Companies typically have their board of directors decide on buyback strategies and volumes.
The data show the number of buybacks announced since April stood at 146, about half the previous year's total to date. In fiscal year 2019, buybacks totaled 7.8 trillion yen -- the most since the 2008 Lehman crisis. In fiscal 2020, however, "it could be about one-third that," according to Ukyo Haraguchi, a strategist at Mitsubishi UFJ Morgan Stanley Securities.
Among companies that downsized buybacks are general contractor Taisei, which capped buybacks at 10 billion yen from last year's 28 billion yen. Shigeyuki Sakurai, executive vice president at Taisei, told Nikkei that his company would "secure a large amount of cash on hand" in light of a potential second wave of coronavirus infections.
Although Japan's telecommunication industry regularly engages in huge buybacks, this year NTT, NTT Docomo, and KDDI all suspended the practice. The three companies alone contributed to a drop of about 700 billion yen in buybacks compared to last year.
KDDI President Makoto Takahashi says he will "consider [buybacks] after seeing the spread of infections and business performance."
Other companies have shelved their announced buyback plans.
Consumer electronics retailer Yamada Denki suspended its program, which had previously been capped at 50 billion yen, because it could not forecast how far consumer consumption will slide.
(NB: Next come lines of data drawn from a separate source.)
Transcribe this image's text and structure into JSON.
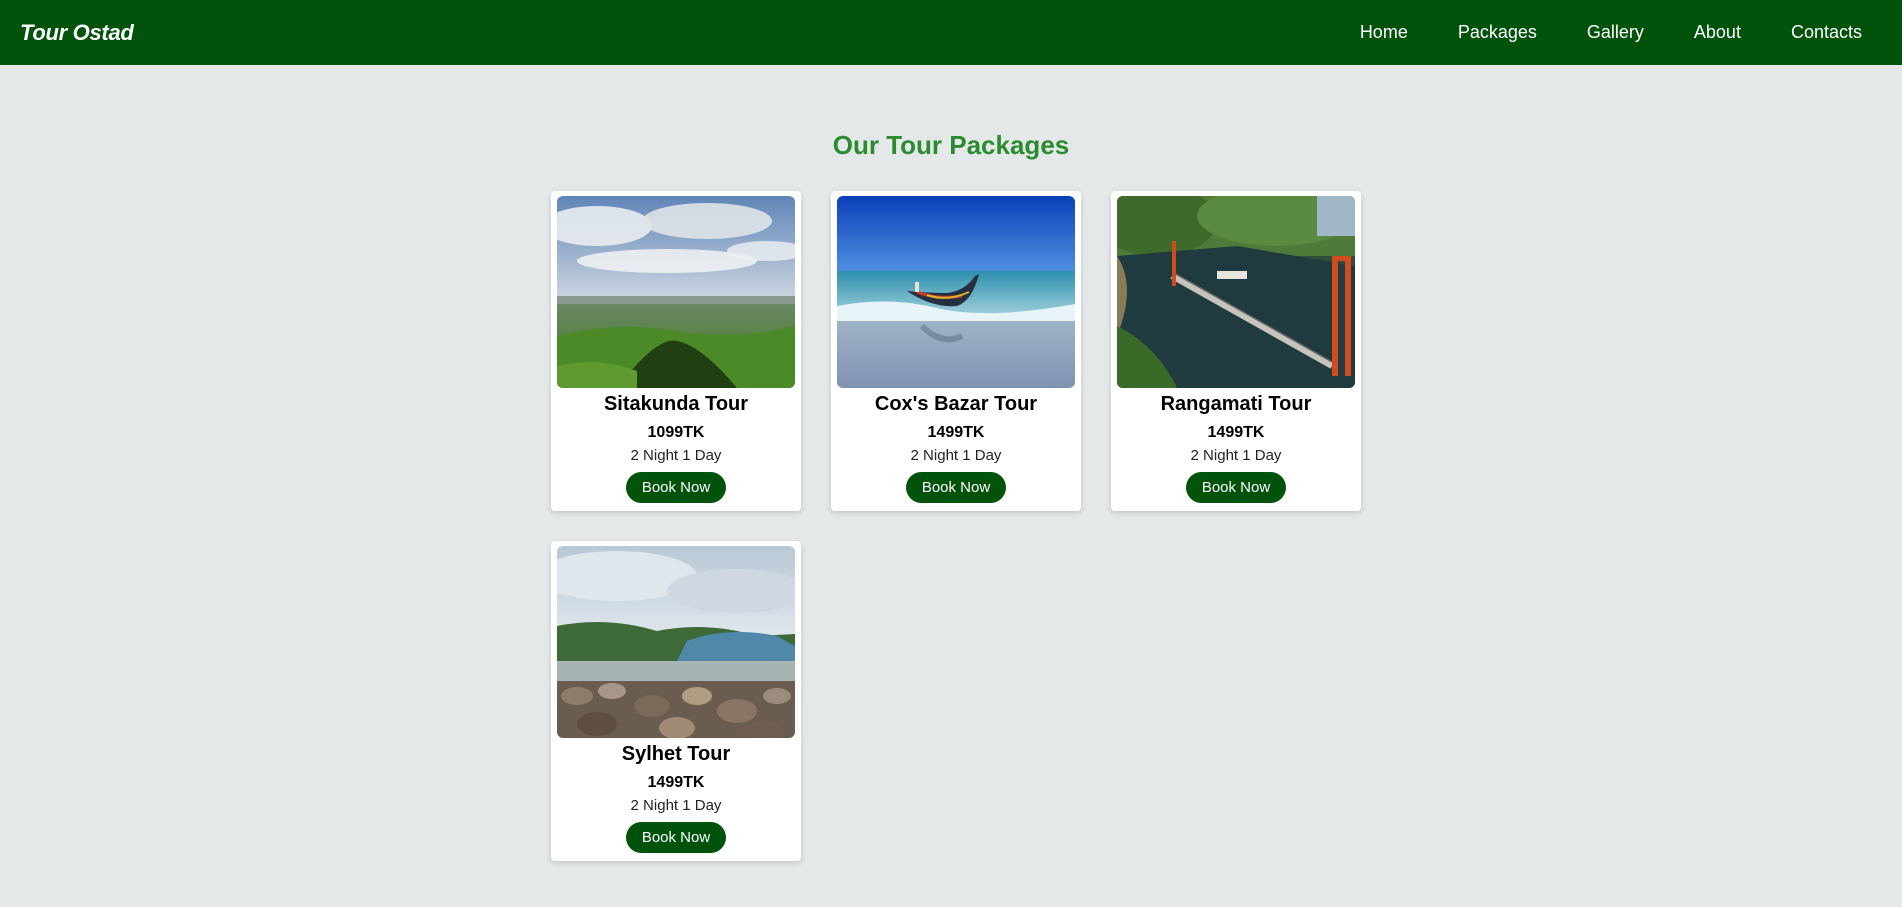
{
  "navbar": {
    "brand": "Tour Ostad",
    "links": [
      "Home",
      "Packages",
      "Gallery",
      "About",
      "Contacts"
    ],
    "background": "#01530b"
  },
  "section": {
    "title": "Our Tour Packages",
    "title_color": "#2b8c2f"
  },
  "packages": [
    {
      "title": "Sitakunda Tour",
      "price": "1099TK",
      "duration": "2 Night 1 Day",
      "button": "Book Now"
    },
    {
      "title": "Cox's Bazar Tour",
      "price": "1499TK",
      "duration": "2 Night 1 Day",
      "button": "Book Now"
    },
    {
      "title": "Rangamati Tour",
      "price": "1499TK",
      "duration": "2 Night 1 Day",
      "button": "Book Now"
    },
    {
      "title": "Sylhet Tour",
      "price": "1499TK",
      "duration": "2 Night 1 Day",
      "button": "Book Now"
    }
  ]
}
Clothing retailer Aoki Holdings also decided to cancel buybacks as sales of business suits dive and its bridal business struggles.